* _Data for this exercise_
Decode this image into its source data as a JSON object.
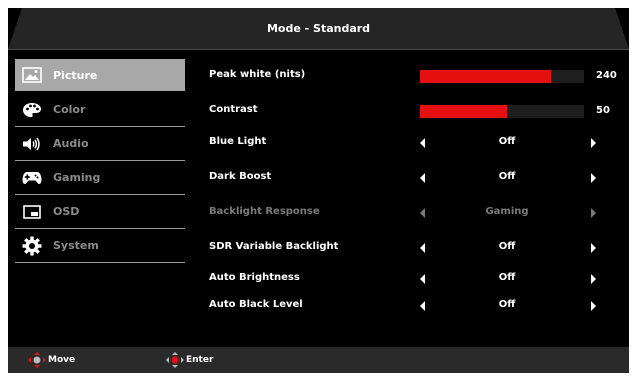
{
  "header": {
    "title": "Mode - Standard"
  },
  "sidebar": {
    "items": [
      {
        "label": "Picture",
        "icon": "picture-icon",
        "active": true
      },
      {
        "label": "Color",
        "icon": "palette-icon",
        "active": false
      },
      {
        "label": "Audio",
        "icon": "speaker-icon",
        "active": false
      },
      {
        "label": "Gaming",
        "icon": "gamepad-icon",
        "active": false
      },
      {
        "label": "OSD",
        "icon": "osd-window-icon",
        "active": false
      },
      {
        "label": "System",
        "icon": "gear-icon",
        "active": false
      }
    ]
  },
  "settings": {
    "peak_white": {
      "label": "Peak white (nits)",
      "value": "240",
      "fraction": 0.8
    },
    "contrast": {
      "label": "Contrast",
      "value": "50",
      "fraction": 0.53
    },
    "blue_light": {
      "label": "Blue Light",
      "value": "Off"
    },
    "dark_boost": {
      "label": "Dark Boost",
      "value": "Off"
    },
    "backlight_response": {
      "label": "Backlight Response",
      "value": "Gaming",
      "disabled": true
    },
    "sdr_variable_backlight": {
      "label": "SDR Variable Backlight",
      "value": "Off"
    },
    "auto_brightness": {
      "label": "Auto Brightness",
      "value": "Off"
    },
    "auto_black_level": {
      "label": "Auto Black Level",
      "value": "Off"
    }
  },
  "footer": {
    "move_label": "Move",
    "enter_label": "Enter"
  },
  "colors": {
    "accent": "#e61010",
    "active_item_bg": "#a8a8a8",
    "header_bg": "#252525"
  }
}
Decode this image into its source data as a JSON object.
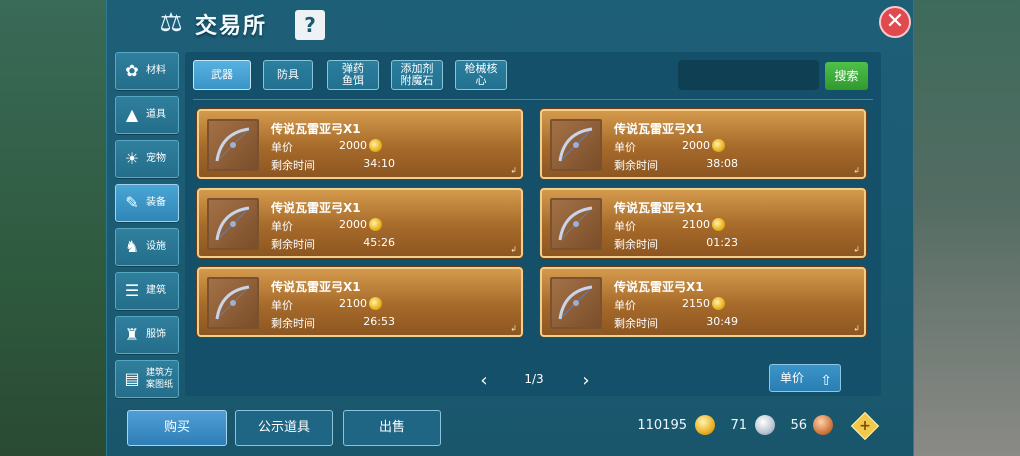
{
  "window": {
    "title": "交易所",
    "help_icon": "?",
    "close_icon": "✕"
  },
  "sidebar": {
    "items": [
      {
        "label": "材料",
        "icon": "materials-icon",
        "glyph": "✿"
      },
      {
        "label": "道具",
        "icon": "tool-icon",
        "glyph": "▲"
      },
      {
        "label": "宠物",
        "icon": "paw-icon",
        "glyph": "☀"
      },
      {
        "label": "装备",
        "icon": "equipment-icon",
        "glyph": "✎",
        "active": true
      },
      {
        "label": "设施",
        "icon": "facility-icon",
        "glyph": "♞"
      },
      {
        "label": "建筑",
        "icon": "building-icon",
        "glyph": "☰"
      },
      {
        "label": "服饰",
        "icon": "clothing-icon",
        "glyph": "♜"
      },
      {
        "label": "建筑方案图纸",
        "icon": "blueprint-icon",
        "glyph": "▤"
      }
    ]
  },
  "tabs": [
    {
      "line1": "武器",
      "line2": "",
      "active": true
    },
    {
      "line1": "防具",
      "line2": ""
    },
    {
      "line1": "弹药",
      "line2": "鱼饵"
    },
    {
      "line1": "添加剂",
      "line2": "附魔石"
    },
    {
      "line1": "枪械核",
      "line2": "心"
    }
  ],
  "search": {
    "placeholder": "",
    "button_label": "搜索"
  },
  "listings": [
    {
      "name": "传说瓦雷亚弓X1",
      "price_label": "单价",
      "price": "2000",
      "time_label": "剩余时间",
      "time": "34:10"
    },
    {
      "name": "传说瓦雷亚弓X1",
      "price_label": "单价",
      "price": "2000",
      "time_label": "剩余时间",
      "time": "38:08"
    },
    {
      "name": "传说瓦雷亚弓X1",
      "price_label": "单价",
      "price": "2000",
      "time_label": "剩余时间",
      "time": "45:26"
    },
    {
      "name": "传说瓦雷亚弓X1",
      "price_label": "单价",
      "price": "2100",
      "time_label": "剩余时间",
      "time": "01:23"
    },
    {
      "name": "传说瓦雷亚弓X1",
      "price_label": "单价",
      "price": "2100",
      "time_label": "剩余时间",
      "time": "26:53"
    },
    {
      "name": "传说瓦雷亚弓X1",
      "price_label": "单价",
      "price": "2150",
      "time_label": "剩余时间",
      "time": "30:49"
    }
  ],
  "pagination": {
    "text": "1/3",
    "prev": "‹",
    "next": "›"
  },
  "sort": {
    "label": "单价",
    "arrow": "⇧"
  },
  "bottom": {
    "buy_label": "购买",
    "public_label": "公示道具",
    "sell_label": "出售"
  },
  "currency": {
    "gold": "110195",
    "silver": "71",
    "copper": "56",
    "add": "+"
  },
  "colors": {
    "panel": "#1b5b72",
    "card": "#b47634",
    "accent_green": "#3fae3a",
    "close": "#e0494e"
  }
}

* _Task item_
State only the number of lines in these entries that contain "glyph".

* _Completed exercise_
8